It is estimated that approximately 300,000 children in the United States suffer from some form of arthritis. While some forms of the disease are short-termed not lingering for more than a few weeks or months, other forms are actually chronic and last for many years and throughout the entire life.
As for juvenile arthritis, the most frequent form of the disease is juvenile rheumatoid arthritis (JRA). The condition is reported in around 50,000 children in the US.
Juvenile Rheumatoid Arthritis: Causes
The actual cause of juvenile rheumatoid arthritis remains unknown. Some scientists believe that the condition is autoimmune in origin. If this is correct, the body produces autoantibodies which do not recognize body's own cells, attack them and eventually destroy. In case of juvenile rheumatoid arthritis the body attacks the components of one's joints.
Juvenile Rheumatoid Arthritis: Types
In majority of patients juvenile rheumatoid arthritis develops between 6 months and 16 years of age. Initial symptoms and signs of the inflammation include joint pain and swelling, redness of the surrounding skin and increased temperature of the affected area.
Juvenile rheumatoid arthritis is classified as oligoarticular JRA, polyarticular arthritis and systemic JRA. Oligoarticular JRA is a condition in which only 4 or fewer joints are inflamed. Pain, stiffness and swelling are present. The inflammation predominantly affects the knee and wrist. In some cases the one may additionally develop inflammation of the iris (iritis or iridocyclitis). Polyarticular arthritis represents inflammation of 5 or more joints. This type is more distributed among girls and affects small joints of the hands as well as weight-bearing joints. Finally, systemic JRA affects many joints as well as other organs and organ systems. The condition is accompanied by high fever, fatigue, skin rash, lymphadenomegaly and/or splenomegaly.

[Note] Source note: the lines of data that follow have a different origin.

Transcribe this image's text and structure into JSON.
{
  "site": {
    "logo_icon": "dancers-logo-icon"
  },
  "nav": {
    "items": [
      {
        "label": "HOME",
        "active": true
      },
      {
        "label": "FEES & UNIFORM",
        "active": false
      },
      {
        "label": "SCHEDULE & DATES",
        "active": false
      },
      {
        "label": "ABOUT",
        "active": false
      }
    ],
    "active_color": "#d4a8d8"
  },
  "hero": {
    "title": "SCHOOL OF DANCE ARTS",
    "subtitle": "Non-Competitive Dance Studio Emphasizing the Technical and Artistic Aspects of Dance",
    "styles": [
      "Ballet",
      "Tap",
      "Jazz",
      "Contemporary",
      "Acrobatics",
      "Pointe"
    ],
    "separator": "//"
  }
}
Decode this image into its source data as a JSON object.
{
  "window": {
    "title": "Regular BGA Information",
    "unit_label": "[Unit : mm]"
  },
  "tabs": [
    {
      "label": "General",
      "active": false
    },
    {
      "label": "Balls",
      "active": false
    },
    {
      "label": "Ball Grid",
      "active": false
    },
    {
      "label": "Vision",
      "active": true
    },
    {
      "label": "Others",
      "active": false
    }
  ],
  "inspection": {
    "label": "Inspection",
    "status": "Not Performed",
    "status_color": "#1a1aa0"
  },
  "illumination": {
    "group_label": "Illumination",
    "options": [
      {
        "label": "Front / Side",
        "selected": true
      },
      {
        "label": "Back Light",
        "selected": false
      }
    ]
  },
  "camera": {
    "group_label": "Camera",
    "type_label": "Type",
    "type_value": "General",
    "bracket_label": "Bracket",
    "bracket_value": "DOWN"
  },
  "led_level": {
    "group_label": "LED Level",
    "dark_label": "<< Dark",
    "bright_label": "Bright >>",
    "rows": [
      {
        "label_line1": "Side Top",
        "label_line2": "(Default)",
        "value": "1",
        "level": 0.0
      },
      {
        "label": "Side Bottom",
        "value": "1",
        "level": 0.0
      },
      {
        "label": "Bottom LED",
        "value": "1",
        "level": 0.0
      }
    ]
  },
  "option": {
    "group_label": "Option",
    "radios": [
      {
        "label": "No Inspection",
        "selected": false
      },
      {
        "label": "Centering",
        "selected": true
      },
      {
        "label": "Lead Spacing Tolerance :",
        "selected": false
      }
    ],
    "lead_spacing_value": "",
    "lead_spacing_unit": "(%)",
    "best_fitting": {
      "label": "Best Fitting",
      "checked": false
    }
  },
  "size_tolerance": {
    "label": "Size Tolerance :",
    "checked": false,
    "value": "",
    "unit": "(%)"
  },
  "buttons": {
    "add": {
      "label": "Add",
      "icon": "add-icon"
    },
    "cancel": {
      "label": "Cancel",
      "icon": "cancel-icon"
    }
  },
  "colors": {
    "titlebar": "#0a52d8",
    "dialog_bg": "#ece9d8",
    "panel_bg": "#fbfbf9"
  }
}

Juvenile Rheumatoid Arthritis: Diagnosis and Treatment
The diagnosis is confirmed after taking a detailed medical history and thorough physical examination, followed by additional tests and exams such as X-ray, blood test etc.
The goal of the treatment is to minimize destruction of the joint tissues caused by inflammation and bring symptoms and signs of the disease under control. The treatment comprises medications, physical therapy and occupational therapy. Surgery is performed in rare occasions, basically to improve the position of the affected joints.